Improved diagnosis and treatment the aim at new centre

14 Apr 2014
AIBN researchers (clockwise from left) Professor Mark Kendall, Professor Andrew Whittaker, Dr Kris Thurecht and Dr Simon Corrie.
AIBN researchers (clockwise from left) Professor Mark Kendall, Professor Andrew Whittaker, Dr Kris Thurecht and Dr Simon Corrie.

Researchers will collaborate to improve diagnosis and treatment for tumours, inflammation and infectious diseases at a new Centre of Excellence node at The University of Queensland.

The Centre of Excellence in Convergent Bio-Nano Science and Technology will be the focus of bio-nano research in Australia, with the Queensland node based at UQ’s Australian Institute for Bioengineering and Nanotechnology.

The centre has been established with $26 million in funding from the Australian Research Council, enabling integrated, multi-disciplinary research to be conducted for seven years.

Queensland node director and AIBN Professor Mark Kendall said the research would bring science disciplines together to understand living systems such as the human body.

“To understand, diagnose and treat living systems requires technologies that interact with the biological environment with nanoscale precision,” Prof Kendall said.

“That is why bio-nano science is generating such excitement, especially in developing new technologies with the potential to revolutionise medicine.”

The centre will unite universities, research agencies, institutes and companies from the US, UK, Ireland and Korea and combine nanomaterial design and synthesis, cell biology and engineering.

UQ researchers involved include AIBN’s Prof Andrew WhittakerDr Kris Thurecht and Dr Simon Corrie; and Institute for Molecular Bioscience Prof Rob Parton.

Partners bringing research excellence to the centre include scientists at Monash University, among them national centre director Prof Tom Davis; the University of Melbourne; the University of NSW; and the University of South Australia.

Researchers will design medicines to seek out biochemical signatures on the surface of target cells such as tumours, without attacking nearby healthy cells.

Their colleagues will work to refine imaging systems that identify sites of diseases and dysfunction and track pathological changes undetectable using present monitoring systems.

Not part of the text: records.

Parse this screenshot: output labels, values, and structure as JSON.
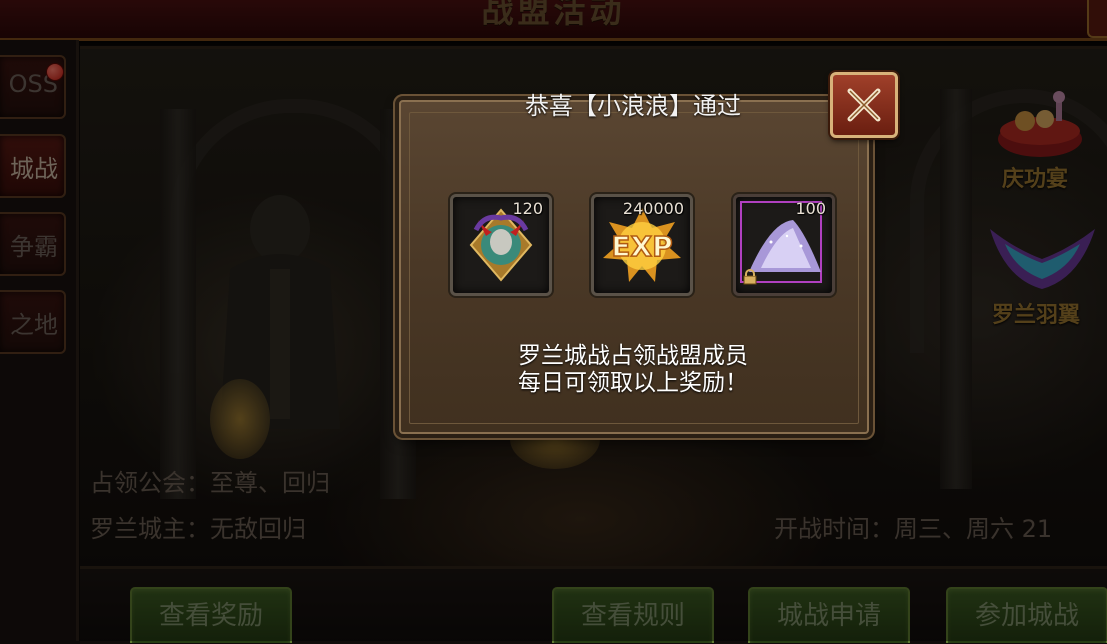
{
  "header": {
    "title": "战盟活动"
  },
  "sidebar": {
    "tabs": [
      {
        "label": "OSS",
        "active": false,
        "badge": true
      },
      {
        "label": "城战",
        "active": true
      },
      {
        "label": "争霸",
        "active": false
      },
      {
        "label": "之地",
        "active": false
      }
    ]
  },
  "info": {
    "occupying_guild": "占领公会：至尊、回归",
    "city_lord": "罗兰城主：无敌回归",
    "battle_time": "开战时间：周三、周六 21"
  },
  "side_features": [
    {
      "label": "庆功宴",
      "icon": "banquet-icon"
    },
    {
      "label": "罗兰羽翼",
      "icon": "wings-icon"
    }
  ],
  "buttons": {
    "view_rewards": "查看奖励",
    "view_rules": "查看规则",
    "apply_siege": "城战申请",
    "join_siege": "参加城战"
  },
  "popup": {
    "title": "恭喜【小浪浪】通过",
    "items": [
      {
        "icon": "medal-emblem-icon",
        "count": "120"
      },
      {
        "icon": "exp-icon",
        "count": "240000",
        "text": "EXP"
      },
      {
        "icon": "purple-powder-icon",
        "count": "100",
        "rarity": "#b040c0"
      }
    ],
    "message_line1": "罗兰城战占领战盟成员",
    "message_line2": "每日可领取以上奖励！"
  },
  "colors": {
    "accent_gold": "#9a7630",
    "button_green": "#3b5a22",
    "close_red": "#a0402a"
  }
}
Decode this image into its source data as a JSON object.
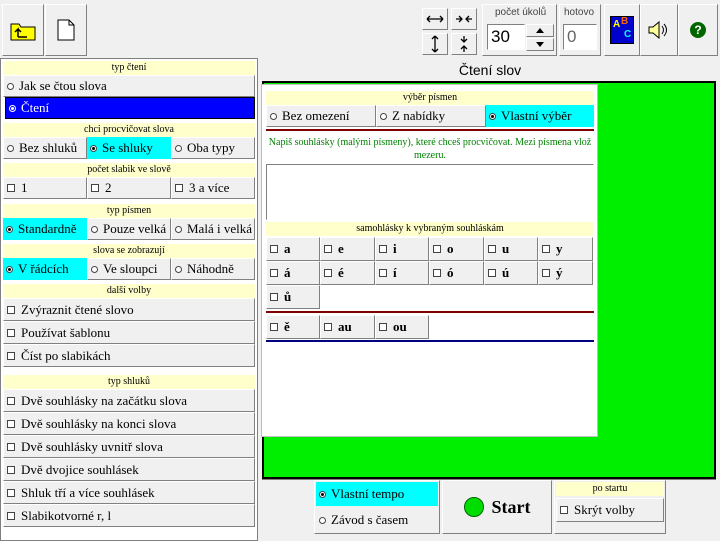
{
  "colors": {
    "accent_cyan": "#00ffff",
    "selected_blue": "#0000ff",
    "header_yellow": "#ffffcc",
    "green_area": "#00ee00",
    "divider_red": "#cc0000",
    "divider_blue": "#000080"
  },
  "toolbar": {
    "open_icon": "folder-up-icon",
    "new_icon": "new-document-icon",
    "pocet_ukolu_label": "počet úkolů",
    "pocet_ukolu_value": "30",
    "hotovo_label": "hotovo",
    "hotovo_value": "0",
    "abc_icon_text": "ABC",
    "help_text": "?"
  },
  "main_title": "Čtení slov",
  "left": {
    "typ_cteni": {
      "header": "typ čtení",
      "options": [
        "Jak se čtou slova",
        "Čtení"
      ]
    },
    "procvicovat": {
      "header": "chci procvičovat slova",
      "options": [
        "Bez shluků",
        "Se shluky",
        "Oba typy"
      ]
    },
    "slabiky": {
      "header": "počet slabik ve slově",
      "options": [
        "1",
        "2",
        "3 a více"
      ]
    },
    "typ_pismen": {
      "header": "typ písmen",
      "options": [
        "Standardně",
        "Pouze velká",
        "Malá i velká"
      ]
    },
    "zobrazuji": {
      "header": "slova se zobrazují",
      "options": [
        "V řádcích",
        "Ve sloupci",
        "Náhodně"
      ]
    },
    "dalsi": {
      "header": "další volby",
      "options": [
        "Zvýraznit čtené slovo",
        "Používat šablonu",
        "Číst po slabikách"
      ]
    },
    "shluky": {
      "header": "typ shluků",
      "options": [
        "Dvě souhlásky na začátku slova",
        "Dvě souhlásky na konci slova",
        "Dvě souhlásky uvnitř slova",
        "Dvě dvojice souhlásek",
        "Shluk tří a více souhlásek",
        "Slabikotvorné r, l"
      ]
    }
  },
  "panel": {
    "vyber_header": "výběr písmen",
    "vyber_options": [
      "Bez omezení",
      "Z nabídky",
      "Vlastní výběr"
    ],
    "instruction": "Napiš souhlásky (malými písmeny), které chceš procvičovat. Mezi písmena vlož mezeru.",
    "textarea_value": "",
    "samohlasky_header": "samohlásky k vybraným souhláskám",
    "vowels_row1": [
      "a",
      "e",
      "i",
      "o",
      "u",
      "y"
    ],
    "vowels_row2": [
      "á",
      "é",
      "í",
      "ó",
      "ú",
      "ý"
    ],
    "vowels_row3": [
      "ů"
    ],
    "diphthongs": [
      "ě",
      "au",
      "ou"
    ]
  },
  "bottom": {
    "tempo_options": [
      "Vlastní tempo",
      "Závod s časem"
    ],
    "start_label": "Start",
    "po_startu_header": "po startu",
    "skryt_volby": "Skrýt volby"
  }
}
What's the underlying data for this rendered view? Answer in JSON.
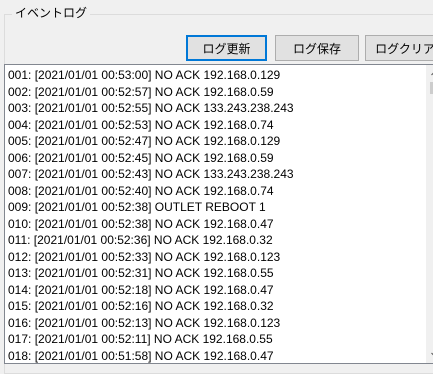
{
  "group": {
    "title": "イベントログ"
  },
  "buttons": {
    "update_label": "ログ更新",
    "save_label": "ログ保存",
    "clear_label": "ログクリア"
  },
  "log": {
    "entries": [
      "001: [2021/01/01 00:53:00] NO ACK 192.168.0.129",
      "002: [2021/01/01 00:52:57] NO ACK 192.168.0.59",
      "003: [2021/01/01 00:52:55] NO ACK 133.243.238.243",
      "004: [2021/01/01 00:52:53] NO ACK 192.168.0.74",
      "005: [2021/01/01 00:52:47] NO ACK 192.168.0.129",
      "006: [2021/01/01 00:52:45] NO ACK 192.168.0.59",
      "007: [2021/01/01 00:52:43] NO ACK 133.243.238.243",
      "008: [2021/01/01 00:52:40] NO ACK 192.168.0.74",
      "009: [2021/01/01 00:52:38] OUTLET REBOOT 1",
      "010: [2021/01/01 00:52:38] NO ACK 192.168.0.47",
      "011: [2021/01/01 00:52:36] NO ACK 192.168.0.32",
      "012: [2021/01/01 00:52:33] NO ACK 192.168.0.123",
      "013: [2021/01/01 00:52:31] NO ACK 192.168.0.55",
      "014: [2021/01/01 00:52:18] NO ACK 192.168.0.47",
      "015: [2021/01/01 00:52:16] NO ACK 192.168.0.32",
      "016: [2021/01/01 00:52:13] NO ACK 192.168.0.123",
      "017: [2021/01/01 00:52:11] NO ACK 192.168.0.55",
      "018: [2021/01/01 00:51:58] NO ACK 192.168.0.47"
    ]
  },
  "icons": {
    "scroll_up": "chevron-up-icon",
    "scroll_down": "chevron-down-icon"
  },
  "colors": {
    "focus_border": "#0078d7",
    "list_background": "#ffffff",
    "window_background": "#f0f0f0"
  }
}
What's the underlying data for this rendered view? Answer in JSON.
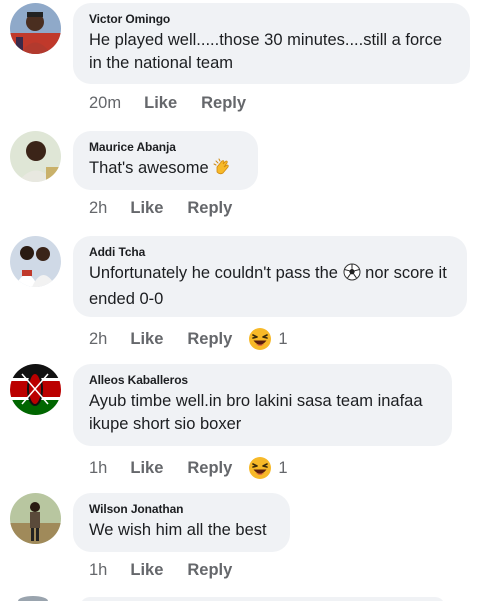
{
  "comments": [
    {
      "author": "Victor Omingo",
      "text": "He played well.....those 30 minutes....still a force in the national team",
      "time": "20m",
      "like_label": "Like",
      "reply_label": "Reply"
    },
    {
      "author": "Maurice Abanja",
      "text": "That's awesome",
      "text_emoji": "clapping-hands-icon",
      "time": "2h",
      "like_label": "Like",
      "reply_label": "Reply"
    },
    {
      "author": "Addi Tcha",
      "text_before": "Unfortunately he couldn't pass the",
      "text_after": "nor score it  ended 0-0",
      "text_emoji": "soccer-ball-icon",
      "time": "2h",
      "like_label": "Like",
      "reply_label": "Reply",
      "reaction_icon": "laughing-emoji-icon",
      "reaction_count": "1"
    },
    {
      "author": "Alleos Kaballeros",
      "text": "Ayub timbe well.in bro lakini sasa team inafaa ikupe short sio boxer",
      "time": "1h",
      "like_label": "Like",
      "reply_label": "Reply",
      "reaction_icon": "laughing-emoji-icon",
      "reaction_count": "1"
    },
    {
      "author": "Wilson Jonathan",
      "text": "We wish him all the best",
      "time": "1h",
      "like_label": "Like",
      "reply_label": "Reply"
    }
  ],
  "colors": {
    "bubble": "#f0f2f5",
    "meta": "#65676b",
    "text": "#1c1e21",
    "reaction": "#f7b928"
  }
}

Another arm of the centre will develop sensors capable of detecting minute biochemical changes that could indicate disease progression, enabling early diagnosis before symptoms are evident.

The centre will also have a focus on research translation to turn the nanomaterials into high-value products and mentoring to train the next generation of bio-nano scientists.

Outreach activities will ensure the centre’s research outcomes are shared with the community.

Working at the nanoscale involves materials with dimensions thousands of times smaller than the width of a human hair.